Although proton pump inhibitors (PPIs) are commonly used to treat acid reflux, a recent study suggests that the use of these medications could be associated with a greater risk of chronic kidney disease (CKD).
The study, which was published inJAMA Internal Medicine, analyzed 10,482 patients who were followed for a median of approximately 14 years. The research team found that there were 56 CKD events among 322 baseline PPI users (14.2 per 1000 person-years) compared with 1382 events among 10,160 baseline nonusers (10.7 per 1000 person-years).
The researchers attempted to replicate these results in a separate group of 248,751 patients who were followed for a median of 6 years. In this group, there were 1921 CKD events among 16,900 baseline PPI users (20.1 per 1000 person-years) and 28,226 events among 231,851 baseline nonusers (18.3 per 1000 person-years).
The 10-year absolute risk of CKD among baseline PPI users was estimated to be 11.8% in the initial group and 15.6% in the replication group; comparatively, the estimated 10-year absolute risk of CKD for patients who were not treated with PPIs was 8.5% and 13.9% in the initial and replication groups, respectively.
The study authors acknowledged that participants who are prescribed PPIs may be at higher risk for CKD for reasons unrelated to PPI use, and they noted that further research is needed to establish whether PPIs can cause kidney damage.

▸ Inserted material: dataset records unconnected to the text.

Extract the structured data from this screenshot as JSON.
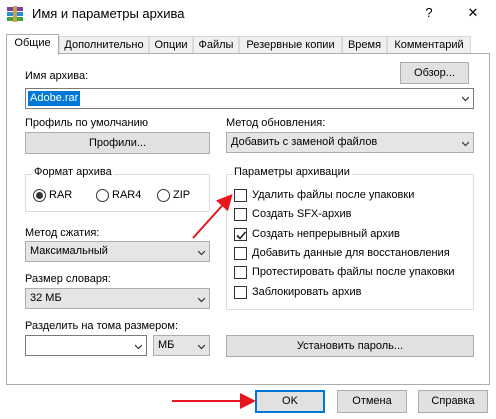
{
  "window": {
    "title": "Имя и параметры архива",
    "help_label": "?",
    "close_label": "✕"
  },
  "tabs": [
    {
      "label": "Общие",
      "active": true
    },
    {
      "label": "Дополнительно",
      "active": false
    },
    {
      "label": "Опции",
      "active": false
    },
    {
      "label": "Файлы",
      "active": false
    },
    {
      "label": "Резервные копии",
      "active": false
    },
    {
      "label": "Время",
      "active": false
    },
    {
      "label": "Комментарий",
      "active": false
    }
  ],
  "archive_name": {
    "label": "Имя архива:",
    "value": "Adobe.rar",
    "browse_label": "Обзор..."
  },
  "profile": {
    "label": "Профиль по умолчанию",
    "button_label": "Профили..."
  },
  "update_method": {
    "label": "Метод обновления:",
    "value": "Добавить с заменой файлов"
  },
  "format": {
    "legend": "Формат архива",
    "options": [
      {
        "label": "RAR",
        "selected": true
      },
      {
        "label": "RAR4",
        "selected": false
      },
      {
        "label": "ZIP",
        "selected": false
      }
    ]
  },
  "compression": {
    "label": "Метод сжатия:",
    "value": "Максимальный"
  },
  "dictionary": {
    "label": "Размер словаря:",
    "value": "32 МБ"
  },
  "split": {
    "label": "Разделить на тома размером:",
    "value": "",
    "unit": "МБ"
  },
  "set_password_label": "Установить пароль...",
  "archive_options": {
    "legend": "Параметры архивации",
    "items": [
      {
        "label": "Удалить файлы после упаковки",
        "checked": false
      },
      {
        "label": "Создать SFX-архив",
        "checked": false
      },
      {
        "label": "Создать непрерывный архив",
        "checked": true
      },
      {
        "label": "Добавить данные для восстановления",
        "checked": false
      },
      {
        "label": "Протестировать файлы после упаковки",
        "checked": false
      },
      {
        "label": "Заблокировать архив",
        "checked": false
      }
    ]
  },
  "footer": {
    "ok_label": "OK",
    "cancel_label": "Отмена",
    "help_label": "Справка"
  },
  "colors": {
    "accent": "#0078d7",
    "annotation_arrow": "#e8141e"
  }
}
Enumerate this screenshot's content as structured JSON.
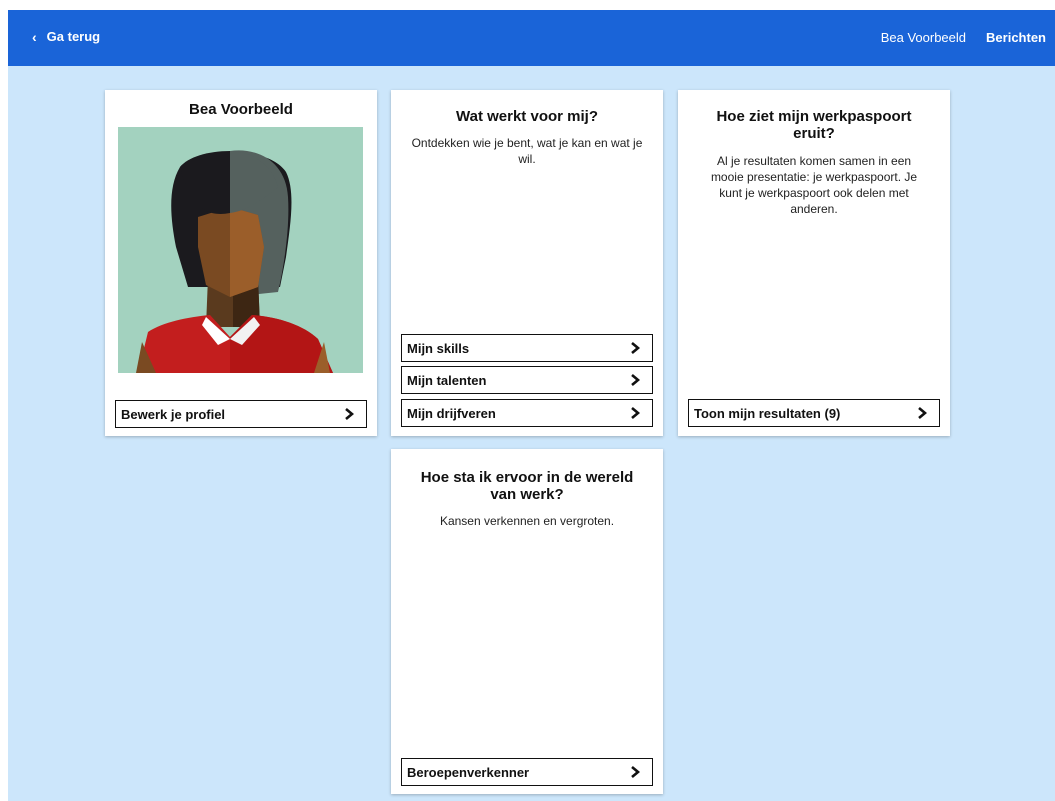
{
  "header": {
    "back_label": "Ga terug",
    "user_name": "Bea Voorbeeld",
    "messages_label": "Berichten",
    "color": "#1a64d8"
  },
  "background_color": "#cce6fb",
  "cards": {
    "profile": {
      "title": "Bea Voorbeeld",
      "button_label": "Bewerk je profiel"
    },
    "wat_werkt": {
      "title": "Wat werkt voor mij?",
      "description": "Ontdekken wie je bent, wat je kan en wat je wil.",
      "links": [
        {
          "label": "Mijn skills"
        },
        {
          "label": "Mijn talenten"
        },
        {
          "label": "Mijn drijfveren"
        }
      ]
    },
    "werkpaspoort": {
      "title": "Hoe ziet mijn werkpaspoort eruit?",
      "description": "Al je resultaten komen samen in een mooie presentatie: je werkpaspoort. Je kunt je werkpaspoort ook delen met anderen.",
      "button_label": "Toon mijn resultaten (9)"
    },
    "wereld_van_werk": {
      "title": "Hoe sta ik ervoor in de wereld van werk?",
      "description": "Kansen verkennen en vergroten.",
      "button_label": "Beroepenverkenner"
    }
  },
  "icons": {
    "back": "chevron-left-icon",
    "link_arrow": "chevron-right-icon"
  }
}
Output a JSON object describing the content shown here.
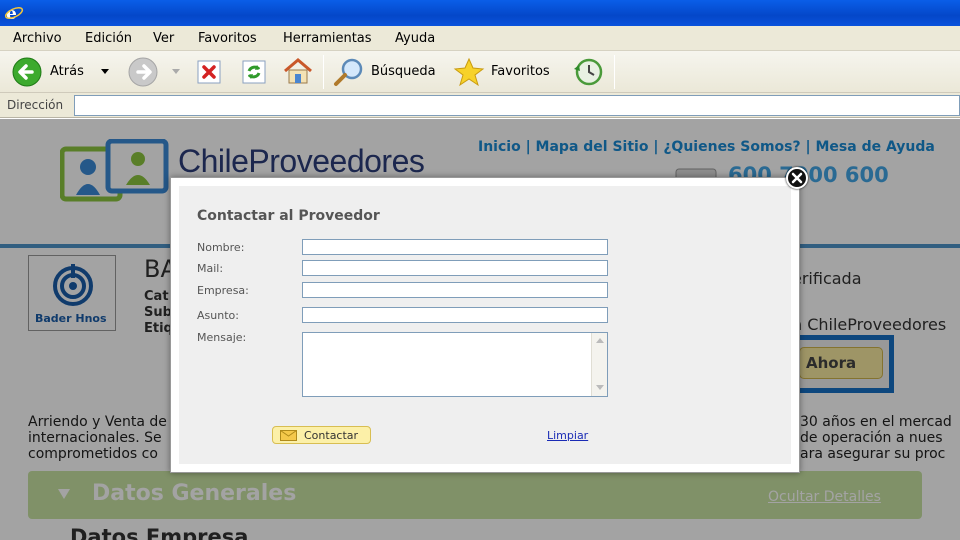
{
  "menu": {
    "items": [
      {
        "label": "Archivo"
      },
      {
        "label": "Edición"
      },
      {
        "label": "Ver"
      },
      {
        "label": "Favoritos"
      },
      {
        "label": "Herramientas"
      },
      {
        "label": "Ayuda"
      }
    ]
  },
  "toolbar": {
    "back_label": "Atrás",
    "search_label": "Búsqueda",
    "favorites_label": "Favoritos"
  },
  "address": {
    "label": "Dirección",
    "value": ""
  },
  "page": {
    "logo_text": "ChileProveedores",
    "top_links": "Inicio | Mapa del Sitio | ¿Quienes Somos? | Mesa de Ayuda",
    "phone": "600 7000 600",
    "company_logo_text": "Bader Hnos",
    "company_name": "BA",
    "category_lines": [
      "Cat",
      "Sub",
      "Etiq"
    ],
    "verified_text": "erificada",
    "member_text": "n ChileProveedores",
    "ahora_label": "Ahora",
    "description_left": [
      "Arriendo y Venta de",
      "internacionales. Se",
      "comprometidos co"
    ],
    "description_right": [
      "30 años en el mercad",
      "de operación a nues",
      "ara asegurar su proc"
    ],
    "datos_generales_title": "Datos Generales",
    "ocultar_label": "Ocultar Detalles",
    "datos_empresa_title": "Datos Empresa"
  },
  "modal": {
    "title": "Contactar al Proveedor",
    "fields": {
      "nombre": {
        "label": "Nombre:",
        "value": ""
      },
      "mail": {
        "label": "Mail:",
        "value": ""
      },
      "empresa": {
        "label": "Empresa:",
        "value": ""
      },
      "asunto": {
        "label": "Asunto:",
        "value": ""
      },
      "mensaje": {
        "label": "Mensaje:",
        "value": ""
      }
    },
    "contact_button_label": "Contactar",
    "clear_label": "Limpiar"
  },
  "colors": {
    "accent_blue": "#1a8ad4",
    "link_color": "#1a2bb5",
    "button_yellow": "#fcf0a8",
    "section_green": "#c9e3a3"
  }
}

However, they added that their findings could lead to a greater call for the reduction of unnecessary PPI use.